It's a tale with a happy beginning, a troubled middle, and knock wood - a happy ending.
Last fall, Montpelier's Anne Ferguson, a specialist in chronic disease prevention for the Vermont Department of Health, came up with the novel idea of combining reading with exercise and not the magazine-propped-on-a-treadmill type, either. A proponent of getting people out of the house and into the fresh air, Ferguson concocted kid-aimed StoryWalk, which is brilliant in its simplicity. She removes the pages from a children's book, laminates them, mounts them on stakes, and places those stakes, Burma-Shave-sign-style, in their correct sequence along walkways.
Montpelier's Hubbard Park was the site of the program's successful launch last October. Hikers stumbled on David Ezra Stein's "Leaves," the story of a young bear's first autumn. Though the story is geared toward toddlers, and the pages are mounted at a 3-year-old's eye level, Ferguson says grownups enjoyed the StoryWalk as much as kids. "I thought it would be something that families with young children would gravitate toward, but it's turning out that adults are enjoying it, too. This one guy wrote [in the comment book placed at the last page]: 'I'm 55, and I'm a guy, and you made my day,'" she says with a laugh.

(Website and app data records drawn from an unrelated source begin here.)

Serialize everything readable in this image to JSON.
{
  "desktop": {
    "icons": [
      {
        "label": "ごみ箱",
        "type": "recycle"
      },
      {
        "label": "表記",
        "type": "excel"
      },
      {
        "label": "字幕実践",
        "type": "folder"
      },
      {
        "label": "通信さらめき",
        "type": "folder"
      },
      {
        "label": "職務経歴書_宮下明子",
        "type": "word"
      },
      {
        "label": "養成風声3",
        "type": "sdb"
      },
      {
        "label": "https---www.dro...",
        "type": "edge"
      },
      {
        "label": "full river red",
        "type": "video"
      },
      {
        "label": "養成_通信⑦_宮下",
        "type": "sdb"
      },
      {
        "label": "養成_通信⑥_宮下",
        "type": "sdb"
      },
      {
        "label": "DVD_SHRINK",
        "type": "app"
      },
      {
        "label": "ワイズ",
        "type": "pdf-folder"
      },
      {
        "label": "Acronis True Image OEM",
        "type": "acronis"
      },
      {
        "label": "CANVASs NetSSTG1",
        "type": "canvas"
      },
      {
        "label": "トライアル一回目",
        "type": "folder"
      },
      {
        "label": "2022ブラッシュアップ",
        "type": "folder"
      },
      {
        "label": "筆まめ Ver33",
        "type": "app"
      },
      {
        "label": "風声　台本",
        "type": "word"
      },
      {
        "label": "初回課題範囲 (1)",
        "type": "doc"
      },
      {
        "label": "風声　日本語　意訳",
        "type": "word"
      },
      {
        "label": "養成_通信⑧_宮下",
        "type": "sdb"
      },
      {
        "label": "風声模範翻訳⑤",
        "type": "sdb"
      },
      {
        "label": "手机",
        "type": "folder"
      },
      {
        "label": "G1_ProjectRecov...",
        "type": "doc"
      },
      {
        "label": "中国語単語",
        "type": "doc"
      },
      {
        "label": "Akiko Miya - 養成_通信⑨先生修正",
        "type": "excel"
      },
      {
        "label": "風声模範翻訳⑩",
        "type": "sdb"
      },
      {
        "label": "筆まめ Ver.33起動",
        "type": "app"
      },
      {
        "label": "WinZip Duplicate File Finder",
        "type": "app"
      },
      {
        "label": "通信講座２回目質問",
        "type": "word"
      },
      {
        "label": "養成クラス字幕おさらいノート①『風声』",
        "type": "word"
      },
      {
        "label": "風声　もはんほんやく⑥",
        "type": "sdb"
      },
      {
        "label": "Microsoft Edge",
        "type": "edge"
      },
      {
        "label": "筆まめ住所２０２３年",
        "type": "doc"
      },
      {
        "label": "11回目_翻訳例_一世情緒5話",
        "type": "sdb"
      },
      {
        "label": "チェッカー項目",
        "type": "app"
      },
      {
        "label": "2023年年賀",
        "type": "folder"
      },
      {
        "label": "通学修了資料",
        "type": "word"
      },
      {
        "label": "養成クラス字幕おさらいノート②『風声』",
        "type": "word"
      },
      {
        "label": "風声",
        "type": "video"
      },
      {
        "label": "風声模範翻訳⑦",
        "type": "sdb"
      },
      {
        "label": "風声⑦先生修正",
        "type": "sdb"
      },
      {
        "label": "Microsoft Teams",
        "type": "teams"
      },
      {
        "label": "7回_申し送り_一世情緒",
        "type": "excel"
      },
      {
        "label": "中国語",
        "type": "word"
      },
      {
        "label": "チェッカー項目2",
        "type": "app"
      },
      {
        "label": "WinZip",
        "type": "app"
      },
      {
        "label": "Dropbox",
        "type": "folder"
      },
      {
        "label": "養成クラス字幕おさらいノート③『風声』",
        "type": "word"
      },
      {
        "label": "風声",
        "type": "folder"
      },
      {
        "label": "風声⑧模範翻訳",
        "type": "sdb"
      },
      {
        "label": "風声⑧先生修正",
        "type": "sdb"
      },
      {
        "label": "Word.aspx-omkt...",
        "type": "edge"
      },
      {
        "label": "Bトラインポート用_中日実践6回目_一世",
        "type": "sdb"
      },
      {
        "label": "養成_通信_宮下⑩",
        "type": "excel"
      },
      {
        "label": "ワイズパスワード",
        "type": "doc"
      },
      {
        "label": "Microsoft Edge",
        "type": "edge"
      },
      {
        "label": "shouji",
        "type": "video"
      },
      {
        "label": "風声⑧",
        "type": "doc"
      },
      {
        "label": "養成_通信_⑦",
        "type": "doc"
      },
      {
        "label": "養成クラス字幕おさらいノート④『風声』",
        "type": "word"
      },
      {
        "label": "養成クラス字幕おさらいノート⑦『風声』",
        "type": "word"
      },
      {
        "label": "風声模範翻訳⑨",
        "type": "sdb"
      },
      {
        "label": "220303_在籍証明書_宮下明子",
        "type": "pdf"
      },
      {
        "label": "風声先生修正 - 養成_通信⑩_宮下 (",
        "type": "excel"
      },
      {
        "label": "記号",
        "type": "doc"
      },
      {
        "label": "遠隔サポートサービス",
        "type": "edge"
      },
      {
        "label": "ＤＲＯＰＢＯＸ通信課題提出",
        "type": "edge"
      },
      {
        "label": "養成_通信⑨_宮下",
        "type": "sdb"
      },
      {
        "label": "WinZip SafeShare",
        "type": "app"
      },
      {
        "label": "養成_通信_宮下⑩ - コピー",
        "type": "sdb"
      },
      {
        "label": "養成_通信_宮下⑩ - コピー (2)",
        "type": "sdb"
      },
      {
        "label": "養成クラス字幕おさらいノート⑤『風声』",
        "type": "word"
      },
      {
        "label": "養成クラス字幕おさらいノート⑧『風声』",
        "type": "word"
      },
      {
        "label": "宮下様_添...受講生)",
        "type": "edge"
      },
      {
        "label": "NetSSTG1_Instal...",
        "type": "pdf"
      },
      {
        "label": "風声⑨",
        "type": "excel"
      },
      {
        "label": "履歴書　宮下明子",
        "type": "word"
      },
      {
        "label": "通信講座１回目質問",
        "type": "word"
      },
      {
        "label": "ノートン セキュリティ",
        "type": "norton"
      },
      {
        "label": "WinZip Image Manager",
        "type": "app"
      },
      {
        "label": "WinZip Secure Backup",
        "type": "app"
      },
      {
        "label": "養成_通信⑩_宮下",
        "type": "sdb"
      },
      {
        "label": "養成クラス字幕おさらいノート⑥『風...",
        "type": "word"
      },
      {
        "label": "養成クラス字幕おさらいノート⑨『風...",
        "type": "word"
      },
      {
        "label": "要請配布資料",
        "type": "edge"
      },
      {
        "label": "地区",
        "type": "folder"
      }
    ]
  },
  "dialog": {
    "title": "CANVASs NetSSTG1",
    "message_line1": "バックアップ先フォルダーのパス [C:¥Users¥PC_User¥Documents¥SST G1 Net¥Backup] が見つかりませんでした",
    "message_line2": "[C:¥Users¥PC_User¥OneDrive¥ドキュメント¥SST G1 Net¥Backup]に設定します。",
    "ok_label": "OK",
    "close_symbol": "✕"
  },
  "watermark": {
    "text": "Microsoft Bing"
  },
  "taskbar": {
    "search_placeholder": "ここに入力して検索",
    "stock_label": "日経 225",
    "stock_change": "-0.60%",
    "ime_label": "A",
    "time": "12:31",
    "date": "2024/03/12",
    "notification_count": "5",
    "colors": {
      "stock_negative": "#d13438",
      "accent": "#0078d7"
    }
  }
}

The program's simplicity doesn't make it cheap to maintain the cost is about $80 per StoryWalk display, Ferguson estimates. Because of copyright laws, Ferguson can't photocopy pages for a StoryWalk, but must purchase two copies of each book, since the pages are printed back to back. A Vermont Humanities Council grant last September helped buy the first books and supplies. Since then, Blue Cross Blue Shield of Vermont has ponied up $4410 for the program.
More than a dozen StoryWalks have popped up along walkways in Montpelier, Stowe, Burlington, Brattleboro, Moretown, Waterbury, Plainfield, Warren, Shelburne and Orange since last fall. But the otherwise happy StoryWalk plot took an ugly turn on the Stowe recreation path and again on Montpelier's Main Street when vandals trashed or stole some of the pages and stakes, says Nancy Schulz, executive director of the Vermont Bicycle and Pedestrian Coalition. (She oversees StoryWalk, along with Ferguson and Rachel Senechal of Montpelier's Kellogg-Hubbard Library.) When pages are damaged or stolen, Ferguson has to buy a replacement book.
Ferguson and Schulz say that, while the Stowe and Montpelier experiences are unfortunate, their enthusiasm for the program hasn't flagged. This past weekend, Ferguson was busy installing a StoryWalk at the site of the program's birthplace in Hubbard Park.
"I don't think it was anybody acting against StoryWalk," she says of the vandals. "It's not going to keep me from doing this, because I think this is a great thing to do."
For information on the program, call Rachel Senechal at 223-3338 or email email@example.com.
Andrea Suozzo: Thanks for pointing that out, alengyel! We've corrected the story.
alengyel: Great article, except for the mistake that it is not the company's first time in the US. Peasant…